> [Brief]:
Without leaving out a single line, copy the records exactly.

Data records for software interfaces:
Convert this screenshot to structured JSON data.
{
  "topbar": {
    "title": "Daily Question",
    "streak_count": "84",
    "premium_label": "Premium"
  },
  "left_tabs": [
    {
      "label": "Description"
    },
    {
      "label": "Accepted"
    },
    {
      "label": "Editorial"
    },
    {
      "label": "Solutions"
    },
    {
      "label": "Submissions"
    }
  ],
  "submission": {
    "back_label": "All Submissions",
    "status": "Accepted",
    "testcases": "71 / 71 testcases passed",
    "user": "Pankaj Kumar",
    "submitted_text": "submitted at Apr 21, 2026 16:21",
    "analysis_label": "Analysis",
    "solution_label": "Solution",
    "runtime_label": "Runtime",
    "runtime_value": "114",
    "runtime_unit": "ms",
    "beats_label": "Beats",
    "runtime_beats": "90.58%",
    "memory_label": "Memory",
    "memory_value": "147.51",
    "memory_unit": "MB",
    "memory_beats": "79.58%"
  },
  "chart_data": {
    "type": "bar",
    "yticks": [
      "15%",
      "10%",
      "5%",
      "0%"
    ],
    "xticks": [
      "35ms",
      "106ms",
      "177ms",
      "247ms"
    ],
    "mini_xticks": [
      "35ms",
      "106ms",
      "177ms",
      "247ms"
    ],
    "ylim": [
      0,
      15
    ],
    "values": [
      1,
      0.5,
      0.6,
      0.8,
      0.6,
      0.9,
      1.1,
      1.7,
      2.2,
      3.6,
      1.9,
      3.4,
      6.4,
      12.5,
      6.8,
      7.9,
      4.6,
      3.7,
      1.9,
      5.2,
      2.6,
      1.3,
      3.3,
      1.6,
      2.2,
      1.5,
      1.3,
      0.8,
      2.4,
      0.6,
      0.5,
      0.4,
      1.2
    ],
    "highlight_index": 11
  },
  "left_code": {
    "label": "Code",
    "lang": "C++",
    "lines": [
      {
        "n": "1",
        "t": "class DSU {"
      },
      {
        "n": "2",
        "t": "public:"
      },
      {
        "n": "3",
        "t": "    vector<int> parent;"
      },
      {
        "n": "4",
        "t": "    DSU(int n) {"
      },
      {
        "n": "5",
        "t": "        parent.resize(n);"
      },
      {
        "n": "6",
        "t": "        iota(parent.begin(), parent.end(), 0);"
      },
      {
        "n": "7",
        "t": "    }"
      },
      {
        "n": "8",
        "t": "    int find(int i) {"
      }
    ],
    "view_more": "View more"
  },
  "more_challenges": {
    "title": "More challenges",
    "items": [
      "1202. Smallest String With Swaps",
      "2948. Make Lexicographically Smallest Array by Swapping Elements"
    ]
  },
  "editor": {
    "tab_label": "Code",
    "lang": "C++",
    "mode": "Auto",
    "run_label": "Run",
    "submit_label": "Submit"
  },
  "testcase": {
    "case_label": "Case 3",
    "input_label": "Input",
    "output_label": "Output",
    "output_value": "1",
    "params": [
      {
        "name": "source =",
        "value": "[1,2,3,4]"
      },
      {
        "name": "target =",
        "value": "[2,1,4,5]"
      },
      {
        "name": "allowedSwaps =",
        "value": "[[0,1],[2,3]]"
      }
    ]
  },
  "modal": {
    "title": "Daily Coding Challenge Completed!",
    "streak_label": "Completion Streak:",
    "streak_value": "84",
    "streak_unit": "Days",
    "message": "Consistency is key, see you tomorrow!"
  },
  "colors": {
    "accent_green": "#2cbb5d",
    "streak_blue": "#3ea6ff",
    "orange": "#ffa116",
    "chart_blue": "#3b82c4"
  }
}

> [Exercise answer]:
Convert this screenshot to structured JSON data.
{
  "topbar": {
    "title": "Daily Question",
    "streak_count": "84",
    "premium_label": "Premium"
  },
  "left_tabs": [
    {
      "label": "Description"
    },
    {
      "label": "Accepted"
    },
    {
      "label": "Editorial"
    },
    {
      "label": "Solutions"
    },
    {
      "label": "Submissions"
    }
  ],
  "submission": {
    "back_label": "All Submissions",
    "status": "Accepted",
    "testcases": "71 / 71 testcases passed",
    "user": "Pankaj Kumar",
    "submitted_text": "submitted at Apr 21, 2026 16:21",
    "analysis_label": "Analysis",
    "solution_label": "Solution",
    "runtime_label": "Runtime",
    "runtime_value": "114",
    "runtime_unit": "ms",
    "beats_label": "Beats",
    "runtime_beats": "90.58%",
    "memory_label": "Memory",
    "memory_value": "147.51",
    "memory_unit": "MB",
    "memory_beats": "79.58%"
  },
  "chart_data": {
    "type": "bar",
    "yticks": [
      "15%",
      "10%",
      "5%",
      "0%"
    ],
    "xticks": [
      "35ms",
      "106ms",
      "177ms",
      "247ms"
    ],
    "mini_xticks": [
      "35ms",
      "106ms",
      "177ms",
      "247ms"
    ],
    "ylim": [
      0,
      15
    ],
    "values": [
      1,
      0.5,
      0.6,
      0.8,
      0.6,
      0.9,
      1.1,
      1.7,
      2.2,
      3.6,
      1.9,
      3.4,
      6.4,
      12.5,
      6.8,
      7.9,
      4.6,
      3.7,
      1.9,
      5.2,
      2.6,
      1.3,
      3.3,
      1.6,
      2.2,
      1.5,
      1.3,
      0.8,
      2.4,
      0.6,
      0.5,
      0.4,
      1.2
    ],
    "highlight_index": 11
  },
  "left_code": {
    "label": "Code",
    "lang": "C++",
    "lines": [
      {
        "n": "1",
        "t": "class DSU {"
      },
      {
        "n": "2",
        "t": "public:"
      },
      {
        "n": "3",
        "t": "    vector<int> parent;"
      },
      {
        "n": "4",
        "t": "    DSU(int n) {"
      },
      {
        "n": "5",
        "t": "        parent.resize(n);"
      },
      {
        "n": "6",
        "t": "        iota(parent.begin(), parent.end(), 0);"
      },
      {
        "n": "7",
        "t": "    }"
      },
      {
        "n": "8",
        "t": "    int find(int i) {"
      }
    ],
    "view_more": "View more"
  },
  "more_challenges": {
    "title": "More challenges",
    "items": [
      "1202. Smallest String With Swaps",
      "2948. Make Lexicographically Smallest Array by Swapping Elements"
    ]
  },
  "editor": {
    "tab_label": "Code",
    "lang": "C++",
    "mode": "Auto",
    "run_label": "Run",
    "submit_label": "Submit"
  },
  "testcase": {
    "case_label": "Case 3",
    "input_label": "Input",
    "output_label": "Output",
    "output_value": "1",
    "params": [
      {
        "name": "source =",
        "value": "[1,2,3,4]"
      },
      {
        "name": "target =",
        "value": "[2,1,4,5]"
      },
      {
        "name": "allowedSwaps =",
        "value": "[[0,1],[2,3]]"
      }
    ]
  },
  "modal": {
    "title": "Daily Coding Challenge Completed!",
    "streak_label": "Completion Streak:",
    "streak_value": "84",
    "streak_unit": "Days",
    "message": "Consistency is key, see you tomorrow!"
  },
  "colors": {
    "accent_green": "#2cbb5d",
    "streak_blue": "#3ea6ff",
    "orange": "#ffa116",
    "chart_blue": "#3b82c4"
  }
}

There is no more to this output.